At home in a hospital bed, lies a woman with a ghastly white complection and a face crying for attention and love and begging for someone to love her. The body belonging to the woman doesn't move, wake, speak, or eat much, but when it does, it means so much to those around her. The sound of pittering and pattering made by children, grandchildren, nieces and nephews and other significants used to please her. Now in the present it only taunts her because of the agony of noise and chatter. She wasn't always like that, the woman described was my Aunt and she was the most generaous caring and giving woman on the face of the earth. If she was still here with us she would still be that way.
Lora Mae Davolt Rose was my aunt on my fathers side. She was always someone special to me. I can remember traveling to Oak Grove, Kansas City or Independence just to see her. Where we were only depending on where she and her family lived at the time. To my good fortune my aunt decided to move back to her childhood home in Brookfriend Missouri a few years back.
I say it was my good fortune because when Aunt Mae moved here I had many happy times with her and we shared many memorable experiences. My Aunt lived on a farm 5 miles west of Brookfrield. She loved fishing, crocheting and the color mauve or rose and butterflies. She used to take me fishing. We'd sit on the bank or in her fishin chairs (more commonly known as lawn chairs) for a couple of hours or until the bugs came out. I don't recall ever catching anything worth keeping so we usually came home empty netted. My aunt's husband moved back to Kansas City to work, he was a construction worker and his business was well to do there. So she and her youngest daughter Tammy lived by themselves.

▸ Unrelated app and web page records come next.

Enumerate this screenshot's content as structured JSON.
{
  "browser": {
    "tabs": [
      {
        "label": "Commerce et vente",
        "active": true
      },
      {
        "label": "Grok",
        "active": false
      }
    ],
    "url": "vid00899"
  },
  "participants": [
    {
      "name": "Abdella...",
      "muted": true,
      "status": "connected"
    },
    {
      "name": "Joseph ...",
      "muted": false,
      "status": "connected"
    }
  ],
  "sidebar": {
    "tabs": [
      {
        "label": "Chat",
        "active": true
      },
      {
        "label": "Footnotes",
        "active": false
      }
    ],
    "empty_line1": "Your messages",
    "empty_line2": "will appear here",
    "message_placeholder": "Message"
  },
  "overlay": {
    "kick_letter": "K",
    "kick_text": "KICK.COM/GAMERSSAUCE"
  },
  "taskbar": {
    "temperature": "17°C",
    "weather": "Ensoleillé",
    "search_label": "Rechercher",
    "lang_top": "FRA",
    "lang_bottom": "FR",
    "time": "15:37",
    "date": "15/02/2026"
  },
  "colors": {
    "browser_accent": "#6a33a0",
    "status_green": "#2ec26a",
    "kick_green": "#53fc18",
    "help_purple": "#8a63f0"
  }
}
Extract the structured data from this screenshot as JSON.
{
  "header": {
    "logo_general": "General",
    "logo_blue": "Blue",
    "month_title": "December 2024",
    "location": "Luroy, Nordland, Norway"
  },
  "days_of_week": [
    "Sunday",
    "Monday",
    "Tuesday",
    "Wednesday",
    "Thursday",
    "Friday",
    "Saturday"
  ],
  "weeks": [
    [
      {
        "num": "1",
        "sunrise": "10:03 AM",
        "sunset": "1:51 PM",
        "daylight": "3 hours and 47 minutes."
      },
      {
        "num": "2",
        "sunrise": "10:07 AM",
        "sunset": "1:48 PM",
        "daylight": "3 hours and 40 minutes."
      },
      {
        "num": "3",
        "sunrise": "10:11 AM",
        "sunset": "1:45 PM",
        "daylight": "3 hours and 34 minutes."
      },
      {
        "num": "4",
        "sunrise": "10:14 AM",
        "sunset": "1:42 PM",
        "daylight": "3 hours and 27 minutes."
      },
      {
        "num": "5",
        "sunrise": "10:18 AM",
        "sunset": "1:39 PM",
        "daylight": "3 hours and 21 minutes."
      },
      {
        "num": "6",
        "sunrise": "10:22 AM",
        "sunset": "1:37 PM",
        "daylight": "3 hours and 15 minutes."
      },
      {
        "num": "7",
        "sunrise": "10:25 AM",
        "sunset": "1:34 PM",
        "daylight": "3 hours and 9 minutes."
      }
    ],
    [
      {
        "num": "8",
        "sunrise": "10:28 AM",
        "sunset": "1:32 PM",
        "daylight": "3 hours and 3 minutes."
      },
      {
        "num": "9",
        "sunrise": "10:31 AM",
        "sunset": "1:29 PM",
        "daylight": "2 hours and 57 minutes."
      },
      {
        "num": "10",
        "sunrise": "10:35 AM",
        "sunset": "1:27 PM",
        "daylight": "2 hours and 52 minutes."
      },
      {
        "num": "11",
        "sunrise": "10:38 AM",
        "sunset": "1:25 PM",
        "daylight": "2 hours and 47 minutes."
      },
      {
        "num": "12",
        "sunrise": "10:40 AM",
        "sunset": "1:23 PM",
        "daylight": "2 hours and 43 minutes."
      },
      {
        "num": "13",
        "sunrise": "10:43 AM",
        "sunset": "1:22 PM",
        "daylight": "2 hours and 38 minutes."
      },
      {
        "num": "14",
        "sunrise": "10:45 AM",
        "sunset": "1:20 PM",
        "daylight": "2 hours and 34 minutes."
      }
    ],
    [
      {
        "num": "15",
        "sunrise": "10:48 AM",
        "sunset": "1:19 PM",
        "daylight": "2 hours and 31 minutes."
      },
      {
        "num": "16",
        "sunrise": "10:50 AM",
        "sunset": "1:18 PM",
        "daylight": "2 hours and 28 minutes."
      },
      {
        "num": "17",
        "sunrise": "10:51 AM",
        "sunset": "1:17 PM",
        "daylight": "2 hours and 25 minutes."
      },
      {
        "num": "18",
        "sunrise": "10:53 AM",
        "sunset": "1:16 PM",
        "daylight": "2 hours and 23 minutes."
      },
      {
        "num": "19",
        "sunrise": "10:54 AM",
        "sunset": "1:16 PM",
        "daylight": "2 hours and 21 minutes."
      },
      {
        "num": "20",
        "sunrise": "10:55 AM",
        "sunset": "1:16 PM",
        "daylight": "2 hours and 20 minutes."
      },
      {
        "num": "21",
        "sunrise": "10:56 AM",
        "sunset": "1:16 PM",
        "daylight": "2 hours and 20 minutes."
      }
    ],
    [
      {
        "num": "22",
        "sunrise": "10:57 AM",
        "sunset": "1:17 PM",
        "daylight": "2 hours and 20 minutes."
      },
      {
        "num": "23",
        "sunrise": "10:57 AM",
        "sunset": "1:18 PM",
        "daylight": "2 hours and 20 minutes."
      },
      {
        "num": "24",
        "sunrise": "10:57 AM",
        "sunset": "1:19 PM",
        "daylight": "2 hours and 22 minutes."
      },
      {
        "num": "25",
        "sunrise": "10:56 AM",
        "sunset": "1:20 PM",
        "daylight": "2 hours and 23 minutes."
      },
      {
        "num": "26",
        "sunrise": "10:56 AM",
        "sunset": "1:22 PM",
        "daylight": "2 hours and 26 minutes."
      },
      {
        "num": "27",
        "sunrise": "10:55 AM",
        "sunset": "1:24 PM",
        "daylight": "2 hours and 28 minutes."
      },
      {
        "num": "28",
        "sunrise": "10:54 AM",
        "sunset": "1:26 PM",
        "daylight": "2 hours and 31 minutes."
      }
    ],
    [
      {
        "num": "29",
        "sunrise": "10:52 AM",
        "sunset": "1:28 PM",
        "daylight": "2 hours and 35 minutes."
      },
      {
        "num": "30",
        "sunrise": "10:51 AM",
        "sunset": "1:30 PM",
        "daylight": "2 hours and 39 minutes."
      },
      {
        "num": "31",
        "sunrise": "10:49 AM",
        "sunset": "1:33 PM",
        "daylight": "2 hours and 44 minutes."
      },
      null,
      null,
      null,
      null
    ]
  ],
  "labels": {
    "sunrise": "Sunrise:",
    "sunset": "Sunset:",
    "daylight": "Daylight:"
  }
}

I was there so much that my parents thought Aunt Mae could've claimed me as a tax deduction. It was usually just us girls. Sometimes my family would come out to Aunt Mae's house and play cards together or watch movies. It was always nice to be together. then other times Aunt Mae would crochet dresses for dolls and the rest of us would play cards. I can remember one time when I was sick, Aunt Mae gave me one of the dolls she had made the dresses she crocheted were so beautiful. Some of them were long and full, while others were short and full. Today the doll Aunt Mae gave me means so much more than it used to.
When Tammy got old enough to leave the nest she too moved back to Kansas City Aunt Mae was left alone and I stayed with her quite a bit. We always had a good time together, there are little things I remember that we did that mean a lot such as grocery shopping eating out and just messing around. Well when the time came for Aunt Mae to join her family her home was sold and she moved to Kansas City. I missed her. Not too long after that our family moved to Florida for a year. When we returned we didn't see much of Aunt Mae or her family. It was hard not seeing her on Holidays.
After my paternal grandmothers death last April, things went fast. In July Aunt Mae was diagnosed with cancer it was the kind of cancer that could not be cured. We were faced with the hard reality that Aunt Mae would die of cancer. The hard part was not knowing when she would die. After July I tried to see Aunt Mae as much as I could. I tried to get weekends off to be with her. I can remember on one of her better days I painted her toenails she fell asleep but she knew I was there, and that I loved her. That was important to me.
Aunt Mae died on October 2nd 1994. She was 62 years old. I wasn't able to be with her when she died and that was hard. I miss her but I have our memories to hold onto for the rest of my life. I will see my aunt again when my time comes to leave the earth.
Crystal Davolt........Aunt Mae's favorite Niece... ;)
Today is my mother's birthday. September 3, 1998. She would have been 66 years old today. I miss her, and this above is something my cousin wrote about someone who she was just as close to, as I.